Employer's bad behaviour renders termination clause unenforceable
There have been many decisions over the past several years which evaluate the enforceability of various termination provisions to determine an employee’s entitlements on dismissal. Often these cases turn on the wording of the clauses themselves.
However, in the case of Humphrey v Mene, the court was primarily concerned with whether or not the employer’s conduct had effectively resulted in a repudiation of the contract, thus disentitling the employer to rely on it to their benefit.
The employee began her career with the employer in the role of vice president of operations pursuant to a Consulting Services Agreement, later advancing to the position of COO. Eventually, on Jan. 1, 2019, she became an employee pursuant to the terms of an Employment Agreement she signed in December 2018. The agreement contained a without cause termination provision which purported to restrict the employee to her minimum entitlements under the Employment Standards Act, 2000.
Not even a month later, the employee reached out to the employer to request a salary review, noting that there had been no discussion regarding her compensation since the business was still in development several years prior. The employer was not pleased with her request and questioned her “dedication to the business”.
Nevertheless, on Feb. 16, 2019, the employee followed up with the employer regarding her request. Two days later, she received a letter advising her that following “conversations with senior management and an investigation of recent performance,” the company had decided to remove her as COO effective immediately, and place her on suspension for two weeks, pending a final decision regarding whether she would be dismissed or demoted to a non-executive level position.
Prior to receiving the suspension letter, the employee had been contacted by a vendor who had been advised by the employer that the employee no longer worked there. In addition, the employer had sent a Slack message to all employees advising them that the company had made the decision to suspend the employee “pending further investigation into a few matters” and that she was “not the right person to serve as COO”. The employee’s access to all work-related systems was cut off, and she was locked out of the premises.
The employee’s legal counsel sent a letter to the employer disputing the allegations in the letter of suspension and making it clear that she would not accept any other position within the company. In response, the company proceeded to terminate the employee’s employment for just cause, citing a multitude of complaints and claiming to have significant evidence in support of same.

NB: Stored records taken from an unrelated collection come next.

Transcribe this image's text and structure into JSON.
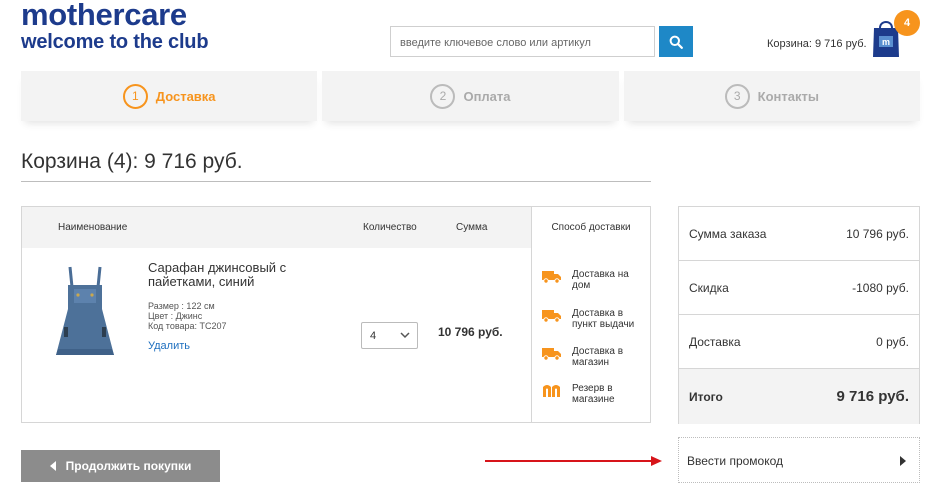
{
  "header": {
    "logo_line1": "mothercare",
    "logo_line2": "welcome to the club",
    "search_placeholder": "введите ключевое слово или артикул",
    "cart_total": "Корзина: 9 716 руб.",
    "cart_count": "4",
    "brand_color": "#1d3b8c",
    "accent_color": "#f7941d",
    "search_button_color": "#1e88c7"
  },
  "steps": [
    {
      "num": "1",
      "label": "Доставка",
      "active": true
    },
    {
      "num": "2",
      "label": "Оплата",
      "active": false
    },
    {
      "num": "3",
      "label": "Контакты",
      "active": false
    }
  ],
  "page_title": "Корзина (4): 9 716 руб.",
  "table": {
    "headers": {
      "name": "Наименование",
      "qty": "Количество",
      "sum": "Сумма",
      "delivery": "Способ доставки"
    },
    "product": {
      "name": "Сарафан джинсовый с пайетками, синий",
      "size": "Размер : 122 см",
      "color": "Цвет : Джинс",
      "code": "Код товара: ТС207",
      "remove_label": "Удалить",
      "quantity": "4",
      "sum": "10 796 руб."
    },
    "delivery_options": [
      {
        "icon": "truck-icon",
        "label": "Доставка на дом"
      },
      {
        "icon": "truck-icon",
        "label": "Доставка в пункт выдачи"
      },
      {
        "icon": "truck-icon",
        "label": "Доставка в магазин"
      },
      {
        "icon": "mothercare-store-icon",
        "label": "Резерв в магазине"
      }
    ]
  },
  "summary": {
    "order_sum_label": "Сумма заказа",
    "order_sum_value": "10 796 руб.",
    "discount_label": "Скидка",
    "discount_value": "-1080 руб.",
    "delivery_label": "Доставка",
    "delivery_value": "0 руб.",
    "total_label": "Итого",
    "total_value": "9 716 руб."
  },
  "promo_label": "Ввести промокод",
  "continue_label": "Продолжить покупки"
}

The employee brought a claim seeking damages for wrongful dismissal as well as aggravated and punitive damages. She argued that the termination clause in her employment agreement was unenforceable and/or that the company should not be entitled to rely on it based on their conduct.
The court’s analysis
Allegations of just cause: In reviewing the multitude of issues raised by the employer in its termination letter, the court found that there were only two legitimate issues brought to the employee’s attention, neither of which supported cause termination. The court described all other issues noted in the termination letter as exaggerated and without merit, designed purely to penalize and bully the employee into not bringing a legal claim.
The contract was unenforceable: The court had little difficulty concluding that the without cause termination provision in the employment agreement was unenforceable. In this case, the issue was not with the wording of the clause, but the lack of consideration that was provided to the employee when she signed the agreement. The court found that even when she had been identified as a “consultant”, it was clear that she was, in reality, an employee. As she was already an employee at the time that she signed the employment agreement, and there was no other benefit offered to her in exchange for her signing, the agreement itself was void due to lack of consideration.
Repudiation of the contract: Although it was unnecessary to do so, the court went on to analyze the employee’s second, and main, argument, that the employer’s conduct constituted a repudiation of the contract and disentitled them to rely on the without cause termination provision.
The court found that the employer had repudiated the contract, but went on to note that “merely terminating an employment agreement or constructively dismissing an employee is not necessarily a repudiation which disentitles an employer from relying on a negotiated without cause termination provision.” In other words, not all cases where an employer alleges cause and fails, or withdraws its cause allegations, or otherwise repudiates an employment agreement, will be precluded from relying on a without cause termination provision. This will depend on the construction of the without cause termination provision (i.e. does the clause contemplate that it will apply in the circumstances) as well as the conduct of the employer.
The court noted that “there are some breaches or acts of repudiation which are so significant, or of such an order of magnitude, that they render a without cause termination provision unenforceable”, even where the clause is properly constructed. This was such a case. This conduct included: setting the employee up to fail, subjecting her to a toxic workplace, embarrassing and humiliating her before co-workers and clients after her suspension, significantly exaggerating performance issues and the evidence it had in support of these issues, and alleging cause when it knew or should have known it did not have it.
The court awarded the employee 12 months of pay in lieu of notice, which it reduced to 11 months based on some mitigation issues raised by the employer, aggravated damages in the amount of $50,000 and punitive damages in the amount of $25,000.
This case is a helpful reminder for all employers that they have a fundamental duty to treat employees with dignity and respect, and that breaching that duty can have significant consequences.
It was not the fact that the employer constructively dismissed the employee in this case, or made allegations of cause at the time of dismissal, but the egregious manner in which the employer behaved in the course of these actions that gave rise to this significant award. Not only can it lead to bad faith damages, it can nullify a valid termination clause.